“We are confident that with access to capital for small entrepreneurs coupled with linkages to a national economic strategy, this sector will play a major role in providing assistance to budding entrepreneurs. SBDF is here to stay and will work with all parties generally involved in the process towards providing a better future for all,” the report added. Managing Director of the SBDF Manjula Brijmohan also presented a report.
“It is my privilege to present an in-depth on micro and small enterprises with whom Small Business Development Finance Trust works every day. Development and growth of this sector is our responsibility along with the government’s assistance. Guyana is an agricultural economy and still remains a commodity trader,” she said.
Brijmohan stressed the need for ICT development in rural areas and said that in order for the country’s economy to face global competition, the linking of rural to urban areas through Information and Communication Technology is required.
She also noted that there is a need to facilitate connectivity, with inputs and knowledge of markets which can enable rural population to interact and choose the best supply sources.

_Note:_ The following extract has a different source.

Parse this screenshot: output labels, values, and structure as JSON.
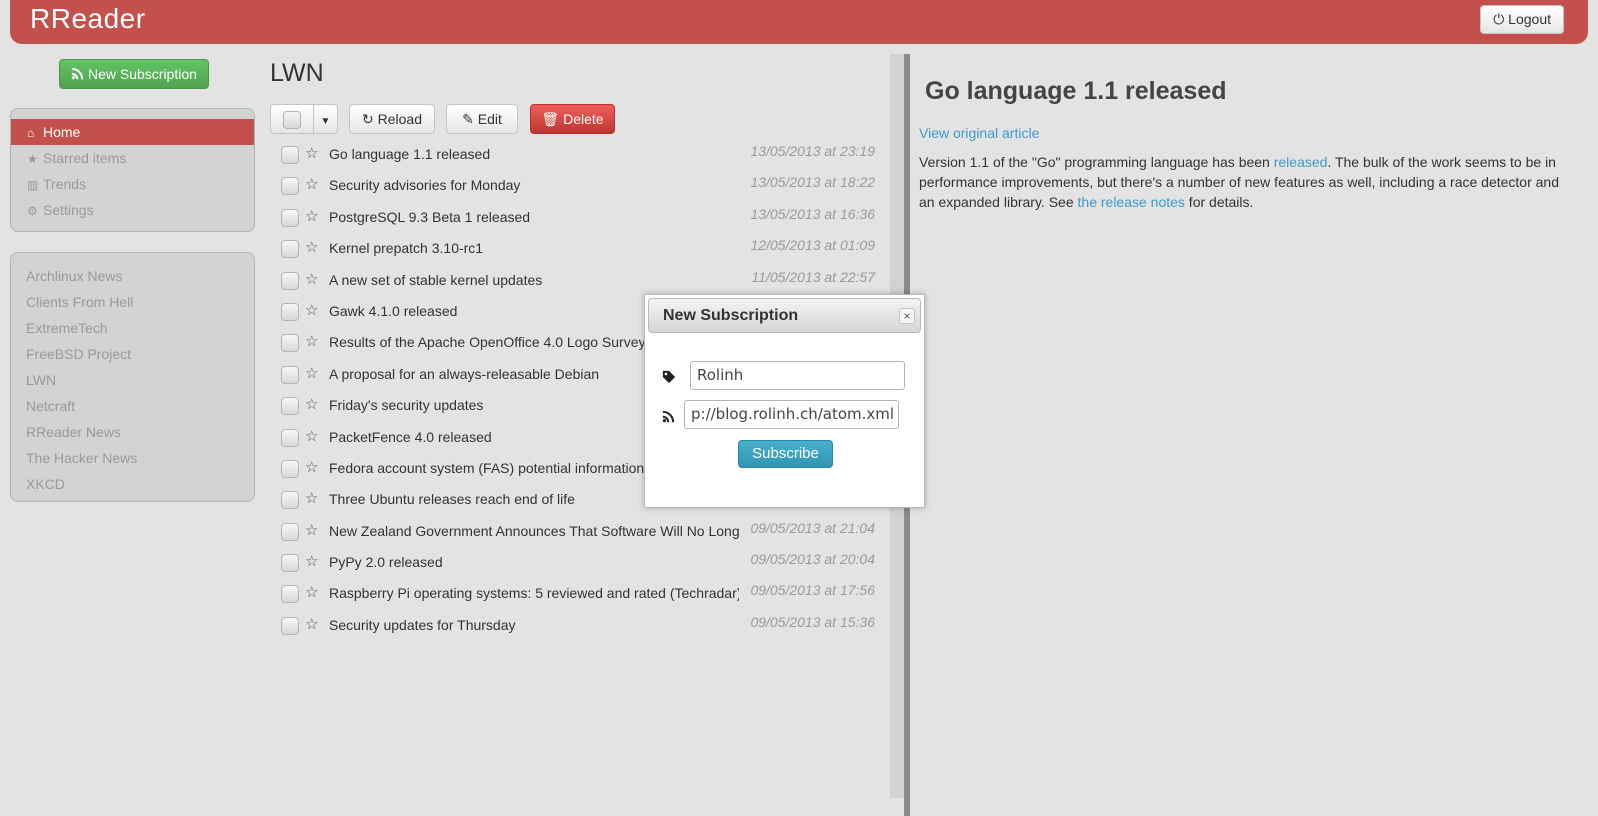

She added that both the public and private sector need to work together to influence a decrease in production cost for farmers and agro-processors, and an increase in their minimum support price, based on local, as well as, international market competiveness.